There is actually no proven effective cure for the disease originating in China and spreading worldwide in a pandemic that has infected over 850,000 and killed 42,000 people. Zhang Linqi at Tsinghua University in Beijing said that a drug made with antibodies such as those found by his team could be used more efficiently than existing methods, like what he called “borderline” therapy like plasma.
In January, Zhang’s team and a group at Shenzhen’s 3rd People’s Hospital started examining blood-taking antibodies. This is from recovered COVID-19 patients, isolating 206 monoclonal antibodies. It demonstrated what he identified as a “solid” ability to bind to the proteins of the virus. We then did another check to see whether we could potentially prevent. This virus stops from reaching cells, he said in an interview with Reuters.
Antibodies Minimize Risk of Mutating the COVID-19
Four of the first 20 or so antibodies tested were able to block viral entry. Two of them were “exceedingly fine” to do so, Zhang said. The team is now focused on finding and probably combining the most potent antibodies. This is to minimize the risk of mutating the new coronavirus. If all goes well, they could be mass-produced by interested developers. This is for research, first on animals and then on humans.

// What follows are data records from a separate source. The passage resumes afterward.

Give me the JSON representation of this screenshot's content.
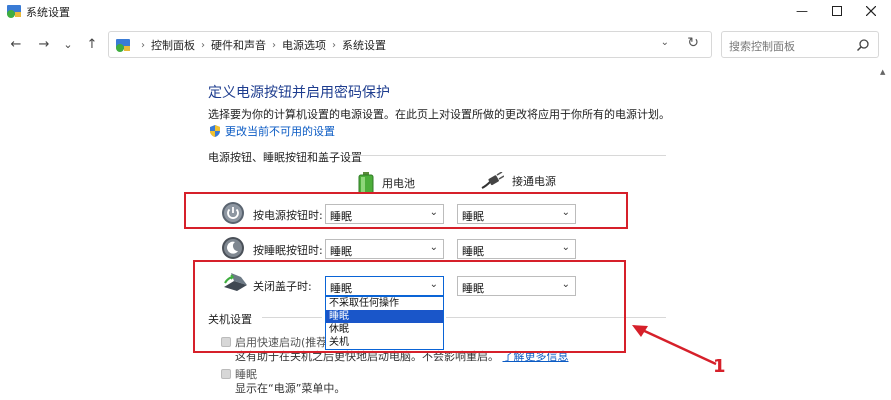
{
  "window": {
    "title": "系统设置"
  },
  "nav": {
    "back": "←",
    "forward": "→",
    "history": "⌄",
    "up": "↑",
    "breadcrumbs": [
      "控制面板",
      "硬件和声音",
      "电源选项",
      "系统设置"
    ],
    "search_placeholder": "搜索控制面板"
  },
  "page": {
    "heading": "定义电源按钮并启用密码保护",
    "description": "选择要为你的计算机设置的电源设置。在此页上对设置所做的更改将应用于你所有的电源计划。",
    "change_link": "更改当前不可用的设置",
    "section1_title": "电源按钮、睡眠按钮和盖子设置",
    "col_battery": "用电池",
    "col_plugged": "接通电源",
    "rows": [
      {
        "label": "按电源按钮时:",
        "battery": "睡眠",
        "plugged": "睡眠"
      },
      {
        "label": "按睡眠按钮时:",
        "battery": "睡眠",
        "plugged": "睡眠"
      },
      {
        "label": "关闭盖子时:",
        "battery": "睡眠",
        "plugged": "睡眠"
      }
    ],
    "dropdown_options": [
      "不采取任何操作",
      "睡眠",
      "休眠",
      "关机"
    ],
    "dropdown_selected_index": 1,
    "section2_title": "关机设置",
    "fast_startup_label": "启用快速启动(推荐)",
    "fast_startup_desc": "这有助于在关机之后更快地启动电脑。不会影响重启。",
    "learn_more_link": "了解更多信息",
    "sleep_label": "睡眠",
    "sleep_desc": "显示在“电源”菜单中。"
  },
  "annotation": {
    "number": "1",
    "color": "#d6202a"
  },
  "colors": {
    "accent": "#1a56c9",
    "heading": "#1e3d8f",
    "link": "#0b5bc4"
  }
}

The antibodies are not a vaccine, but may theoretically be given. This is to people at risk in order to prevent themselves from contracting COVID-19. It usually takes about two years for a medication to get close to patient approval. But the COVID-19 pandemic means things are going quicker, he said. This is with steps that should have been taken sequentially now being conducted in parallel.
Zhang, who posted the results online, hopes they can check the antibodies on humans within six months. When they show successful in trials, so it takes longer to legally use them for diagnosis. Some experts are urging caution.